The NanoPi NEO Core is a tiny single board computer with a quad-core ARM Cortex-A7 processor, a micro USB port, a microSD card slot, GPIO pins, and integrated memory and storage.

There’s also a $25 model called the NanoPi NEO Core2 that has a 64-bit Allwinner H5 ARM Cortex-A53 and more memory.

These tiny systems aren’t quite as user-friendly as a Raspberry Pi or other single-board computers that also have built-in ports for HDMI, Ethernet, and USB Type-A connections. But if you don’t want to mess with the GPIO pins, you can also opt for an $11 Mini Shield accessory that gives you extra ports plus an M.2 2242 SSD slot.

The Mini Shield gives you an audio jack, two USB host ports, an IR receiver, and an Ethernet jack. It measures about the same size as a Raspberry Pi, which means you could fit the shield + NanoPi Core (or Core2) in a case designed for a Raspberry Pi.

An entry-level NanoPi Neo Core comes with 256MB of DDR3 RAM and no storage. you can pay an extra $10 to get a model with 512MB of memory and 8GB of EMMC storage.

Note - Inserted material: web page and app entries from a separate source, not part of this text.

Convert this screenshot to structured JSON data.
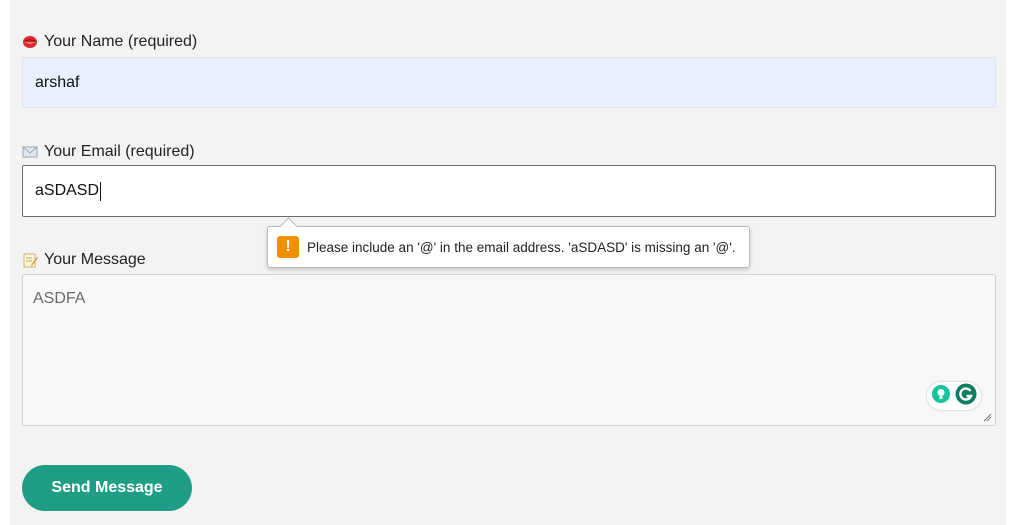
{
  "form": {
    "name": {
      "label": "Your Name (required)",
      "icon": "lips-icon",
      "value": "arshaf"
    },
    "email": {
      "label": "Your Email (required)",
      "icon": "envelope-icon",
      "value": "aSDASD"
    },
    "message": {
      "label": "Your Message",
      "icon": "memo-icon",
      "value": "ASDFA"
    },
    "submit_label": "Send Message"
  },
  "validation_tooltip": {
    "icon": "warning-icon",
    "symbol": "!",
    "text": "Please include an '@' in the email address. 'aSDASD' is missing an '@'."
  },
  "grammarly": {
    "icons": [
      "lightbulb-icon",
      "grammarly-g-icon"
    ]
  },
  "colors": {
    "accent": "#1f9e86",
    "autofill_bg": "#e8f0fe",
    "warning": "#f29100",
    "panel_bg": "#f3f3f3"
  }
}
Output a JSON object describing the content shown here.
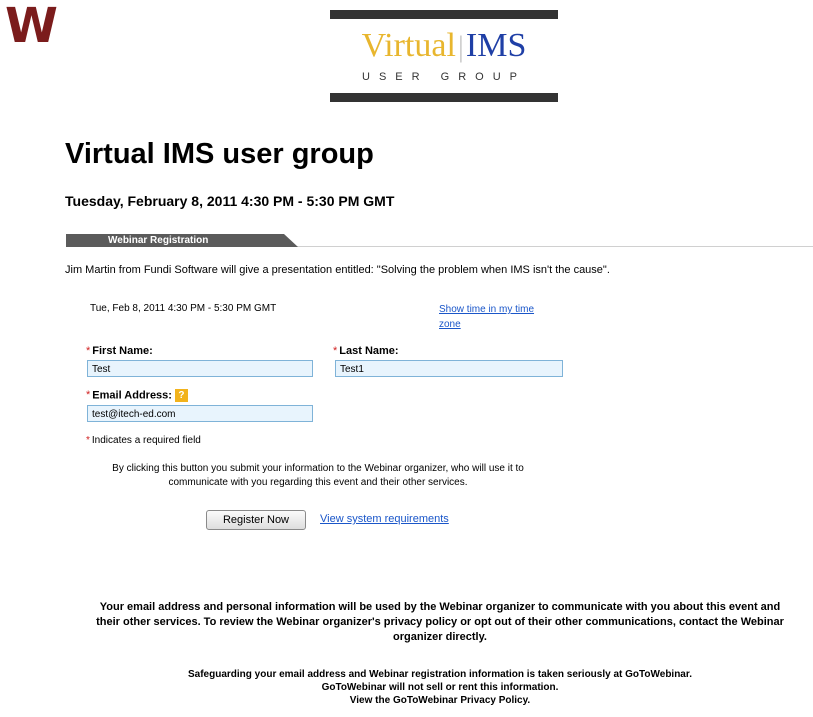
{
  "branding": {
    "w_logo": "W",
    "ims_logo_word_1": "Virtual",
    "ims_logo_separator": "|",
    "ims_logo_word_2": "IMS",
    "ims_logo_subtitle": "USER GROUP"
  },
  "page": {
    "title": "Virtual IMS user group",
    "event_datetime": "Tuesday, February 8, 2011 4:30 PM - 5:30 PM GMT"
  },
  "section": {
    "tab_label": "Webinar Registration",
    "intro": "Jim Martin from Fundi Software will give a presentation entitled: \"Solving the problem when IMS isn't the cause\"."
  },
  "form": {
    "session_datetime": "Tue, Feb 8, 2011 4:30 PM - 5:30 PM GMT",
    "timezone_link": "Show time in my time zone",
    "required_marker": "*",
    "first_name": {
      "label": "First Name:",
      "value": "Test"
    },
    "last_name": {
      "label": "Last Name:",
      "value": "Test1"
    },
    "email": {
      "label": "Email Address:",
      "value": "test@itech-ed.com",
      "help_icon": "?"
    },
    "required_note": "Indicates a required field",
    "consent_text": "By clicking this button you submit your information to the Webinar organizer, who will use it to communicate with you regarding this event and their other services.",
    "register_button": "Register Now",
    "system_requirements_link": "View system requirements"
  },
  "footer": {
    "privacy_notice": "Your email address and personal information will be used by the Webinar organizer to communicate with you about this event and their other services. To review the Webinar organizer's privacy policy or opt out of their other communications, contact the Webinar organizer directly.",
    "safeguard_line_1": "Safeguarding your email address and Webinar registration information is taken seriously at GoToWebinar.",
    "safeguard_line_2": "GoToWebinar will not sell or rent this information.",
    "privacy_policy_link": "View the GoToWebinar Privacy Policy."
  },
  "colors": {
    "w_logo": "#7b1c1c",
    "ims_gold": "#e8b62e",
    "ims_blue": "#1f3fa6",
    "link": "#1a56c9",
    "field_bg": "#e8f4fd",
    "field_border": "#7fb3d8",
    "tab_bg": "#5b5b5b",
    "required": "#d02020",
    "help_icon": "#f2b31c"
  }
}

The entry-level NanoPi Neo Core2 comes with 1GB of RAM and 8GB of eMMC storage.

Both models support microSD cards up to 64GB.

via CNX-Software

Support Liliputing

Liliputing's primary sources of revenue are advertising and affiliate links (if you click the "Shop" button at the top of the page and buy something on Amazon, for example, we'll get a small commission).

But there are several ways you can support the site directly even if you're using an ad blocker* and hate online shopping.

Contribute to our Patreon campaign


Contribute via PayPal

* If you are using an ad blocker like uBlock Origin and seeing a pop-up message at the bottom of the screen, we have a guide that may help you disable it.

Subscribe to Liliputing via Email

Enter your email address to subscribe to this blog and receive notifications of new posts by email.

Join 9,536 other subscribers

4 replies on “NanoPi NEO Core is a tiny computer for $8 and up”

    1. It’s a head-less device with more processing power than a RPi Zero… for a similar price. I personally don’t do projects in this operating space.

  1. Hmm… I don’t see the video breakout on the GPIO diagram, so only SPI displays for this one? That might be a problem on higher resolutions…

Comments are closed.